INFORMATION:
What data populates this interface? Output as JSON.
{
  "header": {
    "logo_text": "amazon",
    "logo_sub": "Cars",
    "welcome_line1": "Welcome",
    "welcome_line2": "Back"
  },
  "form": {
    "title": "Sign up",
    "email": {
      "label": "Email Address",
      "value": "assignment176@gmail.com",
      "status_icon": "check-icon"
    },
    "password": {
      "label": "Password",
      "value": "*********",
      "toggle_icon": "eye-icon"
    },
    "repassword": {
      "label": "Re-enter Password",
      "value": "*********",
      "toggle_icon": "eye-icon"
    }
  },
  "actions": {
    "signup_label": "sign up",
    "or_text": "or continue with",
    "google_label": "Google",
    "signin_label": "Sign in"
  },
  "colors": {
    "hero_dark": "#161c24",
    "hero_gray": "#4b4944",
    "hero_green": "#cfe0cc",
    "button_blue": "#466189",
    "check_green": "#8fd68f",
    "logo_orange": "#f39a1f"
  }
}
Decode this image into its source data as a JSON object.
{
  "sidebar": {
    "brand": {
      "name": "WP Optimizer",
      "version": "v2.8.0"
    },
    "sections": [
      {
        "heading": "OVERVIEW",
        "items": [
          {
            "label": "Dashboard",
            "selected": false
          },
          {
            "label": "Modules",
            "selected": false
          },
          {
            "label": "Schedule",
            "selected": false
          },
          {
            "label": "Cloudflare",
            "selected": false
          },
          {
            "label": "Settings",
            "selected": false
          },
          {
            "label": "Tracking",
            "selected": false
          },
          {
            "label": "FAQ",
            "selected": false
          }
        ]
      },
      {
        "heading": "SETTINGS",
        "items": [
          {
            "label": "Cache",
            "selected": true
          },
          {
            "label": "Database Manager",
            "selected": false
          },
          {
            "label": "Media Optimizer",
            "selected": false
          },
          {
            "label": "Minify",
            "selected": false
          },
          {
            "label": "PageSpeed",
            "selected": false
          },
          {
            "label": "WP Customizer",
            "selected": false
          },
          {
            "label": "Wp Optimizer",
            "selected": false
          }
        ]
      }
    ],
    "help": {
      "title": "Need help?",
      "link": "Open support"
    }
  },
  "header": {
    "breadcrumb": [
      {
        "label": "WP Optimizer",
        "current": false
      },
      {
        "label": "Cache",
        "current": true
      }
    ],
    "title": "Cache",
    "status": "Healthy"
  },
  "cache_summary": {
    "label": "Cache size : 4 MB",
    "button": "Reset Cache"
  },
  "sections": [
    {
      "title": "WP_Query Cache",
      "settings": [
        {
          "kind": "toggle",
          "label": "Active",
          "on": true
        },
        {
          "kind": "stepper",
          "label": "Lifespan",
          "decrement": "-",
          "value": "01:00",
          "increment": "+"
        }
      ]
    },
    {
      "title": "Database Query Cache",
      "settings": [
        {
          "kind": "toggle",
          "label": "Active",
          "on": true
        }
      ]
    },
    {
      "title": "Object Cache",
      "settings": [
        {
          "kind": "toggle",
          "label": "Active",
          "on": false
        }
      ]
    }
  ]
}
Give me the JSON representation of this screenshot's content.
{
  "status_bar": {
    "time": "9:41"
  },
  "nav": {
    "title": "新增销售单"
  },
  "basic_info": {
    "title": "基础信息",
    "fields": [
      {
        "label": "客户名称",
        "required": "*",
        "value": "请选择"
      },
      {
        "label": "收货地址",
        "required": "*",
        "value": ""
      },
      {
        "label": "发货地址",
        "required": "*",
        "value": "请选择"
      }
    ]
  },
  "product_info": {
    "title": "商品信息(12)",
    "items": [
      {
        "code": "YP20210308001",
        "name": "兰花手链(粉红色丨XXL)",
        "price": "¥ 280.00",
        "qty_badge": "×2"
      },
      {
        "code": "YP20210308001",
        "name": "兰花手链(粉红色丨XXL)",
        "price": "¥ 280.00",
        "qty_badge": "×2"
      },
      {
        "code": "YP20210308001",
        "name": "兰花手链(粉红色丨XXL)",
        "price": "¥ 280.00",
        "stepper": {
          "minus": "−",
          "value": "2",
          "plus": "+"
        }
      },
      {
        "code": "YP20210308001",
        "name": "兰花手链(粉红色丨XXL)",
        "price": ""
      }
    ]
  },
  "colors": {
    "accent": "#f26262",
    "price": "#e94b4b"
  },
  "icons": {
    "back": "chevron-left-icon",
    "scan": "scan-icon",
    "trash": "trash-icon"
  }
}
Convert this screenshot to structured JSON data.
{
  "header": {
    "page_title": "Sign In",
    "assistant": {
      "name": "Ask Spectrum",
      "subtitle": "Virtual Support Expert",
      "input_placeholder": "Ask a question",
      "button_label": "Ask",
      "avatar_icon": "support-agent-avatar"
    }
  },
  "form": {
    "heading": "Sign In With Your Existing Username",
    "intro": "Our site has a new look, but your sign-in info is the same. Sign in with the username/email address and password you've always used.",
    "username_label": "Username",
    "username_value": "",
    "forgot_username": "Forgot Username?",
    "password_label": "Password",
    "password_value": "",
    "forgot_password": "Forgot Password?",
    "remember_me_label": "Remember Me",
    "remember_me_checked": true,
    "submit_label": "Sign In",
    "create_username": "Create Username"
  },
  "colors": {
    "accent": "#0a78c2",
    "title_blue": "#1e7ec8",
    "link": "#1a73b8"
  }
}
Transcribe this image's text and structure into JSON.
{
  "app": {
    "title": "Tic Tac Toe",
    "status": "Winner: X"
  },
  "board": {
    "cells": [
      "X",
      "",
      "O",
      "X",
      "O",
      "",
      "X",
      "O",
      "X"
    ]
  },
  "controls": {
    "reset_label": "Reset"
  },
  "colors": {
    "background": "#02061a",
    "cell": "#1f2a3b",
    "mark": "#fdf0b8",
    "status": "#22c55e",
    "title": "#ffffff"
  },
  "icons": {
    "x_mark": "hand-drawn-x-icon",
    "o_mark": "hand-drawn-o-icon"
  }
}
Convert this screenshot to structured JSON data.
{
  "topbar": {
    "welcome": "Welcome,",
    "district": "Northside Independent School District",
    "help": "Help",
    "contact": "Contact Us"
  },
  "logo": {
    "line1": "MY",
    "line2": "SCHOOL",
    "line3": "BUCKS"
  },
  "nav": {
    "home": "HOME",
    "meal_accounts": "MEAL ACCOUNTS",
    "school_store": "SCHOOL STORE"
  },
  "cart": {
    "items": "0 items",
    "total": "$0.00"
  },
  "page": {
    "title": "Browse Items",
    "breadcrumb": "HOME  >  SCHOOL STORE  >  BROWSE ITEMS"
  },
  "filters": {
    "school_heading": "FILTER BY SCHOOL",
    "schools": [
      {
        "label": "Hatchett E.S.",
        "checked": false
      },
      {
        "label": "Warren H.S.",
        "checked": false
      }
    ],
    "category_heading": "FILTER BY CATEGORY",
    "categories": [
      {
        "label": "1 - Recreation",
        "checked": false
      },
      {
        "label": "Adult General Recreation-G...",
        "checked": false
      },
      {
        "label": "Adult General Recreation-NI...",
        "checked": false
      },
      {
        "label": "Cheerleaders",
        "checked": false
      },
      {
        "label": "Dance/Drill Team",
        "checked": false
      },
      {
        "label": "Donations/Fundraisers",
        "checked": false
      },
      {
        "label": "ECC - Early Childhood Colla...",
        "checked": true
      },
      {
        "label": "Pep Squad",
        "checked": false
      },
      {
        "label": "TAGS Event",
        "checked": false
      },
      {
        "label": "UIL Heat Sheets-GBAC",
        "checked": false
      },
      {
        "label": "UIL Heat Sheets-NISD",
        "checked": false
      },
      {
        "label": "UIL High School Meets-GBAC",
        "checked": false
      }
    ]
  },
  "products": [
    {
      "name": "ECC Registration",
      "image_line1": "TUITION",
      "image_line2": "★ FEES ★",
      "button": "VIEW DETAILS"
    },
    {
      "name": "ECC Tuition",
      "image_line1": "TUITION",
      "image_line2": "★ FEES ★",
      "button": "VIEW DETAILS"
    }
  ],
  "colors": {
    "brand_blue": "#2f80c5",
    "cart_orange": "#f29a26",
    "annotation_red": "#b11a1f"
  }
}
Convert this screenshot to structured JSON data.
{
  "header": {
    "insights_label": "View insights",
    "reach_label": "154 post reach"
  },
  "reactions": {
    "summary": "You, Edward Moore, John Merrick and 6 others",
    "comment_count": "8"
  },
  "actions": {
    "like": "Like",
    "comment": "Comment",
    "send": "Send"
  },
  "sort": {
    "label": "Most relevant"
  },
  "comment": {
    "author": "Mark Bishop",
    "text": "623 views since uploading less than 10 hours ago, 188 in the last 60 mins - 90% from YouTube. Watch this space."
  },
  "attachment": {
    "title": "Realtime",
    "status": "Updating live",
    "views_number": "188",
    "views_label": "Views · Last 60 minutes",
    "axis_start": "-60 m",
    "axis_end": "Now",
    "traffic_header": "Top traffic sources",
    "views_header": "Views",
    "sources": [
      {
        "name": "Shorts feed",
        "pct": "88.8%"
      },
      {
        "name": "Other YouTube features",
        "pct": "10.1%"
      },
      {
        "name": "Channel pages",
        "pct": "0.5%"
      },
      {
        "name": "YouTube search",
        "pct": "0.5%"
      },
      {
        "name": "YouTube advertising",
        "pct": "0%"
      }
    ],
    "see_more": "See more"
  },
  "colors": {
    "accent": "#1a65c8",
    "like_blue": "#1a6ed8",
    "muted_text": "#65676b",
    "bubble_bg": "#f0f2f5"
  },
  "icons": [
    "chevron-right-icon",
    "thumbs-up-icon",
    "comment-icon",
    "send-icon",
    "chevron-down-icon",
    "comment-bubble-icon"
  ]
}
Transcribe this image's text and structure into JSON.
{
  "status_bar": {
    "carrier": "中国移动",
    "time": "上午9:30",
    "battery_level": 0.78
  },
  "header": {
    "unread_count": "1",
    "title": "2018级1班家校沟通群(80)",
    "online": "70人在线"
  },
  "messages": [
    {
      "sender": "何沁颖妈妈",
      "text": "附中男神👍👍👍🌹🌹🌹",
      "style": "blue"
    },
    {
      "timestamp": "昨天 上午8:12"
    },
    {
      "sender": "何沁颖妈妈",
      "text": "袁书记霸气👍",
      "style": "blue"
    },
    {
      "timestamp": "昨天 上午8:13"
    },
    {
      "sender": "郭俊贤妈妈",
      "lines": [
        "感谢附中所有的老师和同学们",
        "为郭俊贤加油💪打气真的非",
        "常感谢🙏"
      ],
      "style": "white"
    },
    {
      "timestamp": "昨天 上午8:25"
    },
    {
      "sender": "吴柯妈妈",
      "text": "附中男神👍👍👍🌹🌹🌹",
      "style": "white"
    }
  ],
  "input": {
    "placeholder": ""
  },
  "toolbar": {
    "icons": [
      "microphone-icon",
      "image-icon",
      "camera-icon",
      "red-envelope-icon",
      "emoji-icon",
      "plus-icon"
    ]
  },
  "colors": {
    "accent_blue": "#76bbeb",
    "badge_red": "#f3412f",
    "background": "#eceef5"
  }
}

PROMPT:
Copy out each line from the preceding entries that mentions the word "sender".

ANSWER FOR THE TASK:
      "sender": "何沁颖妈妈",
      "sender": "何沁颖妈妈",
      "sender": "郭俊贤妈妈",
      "sender": "吴柯妈妈",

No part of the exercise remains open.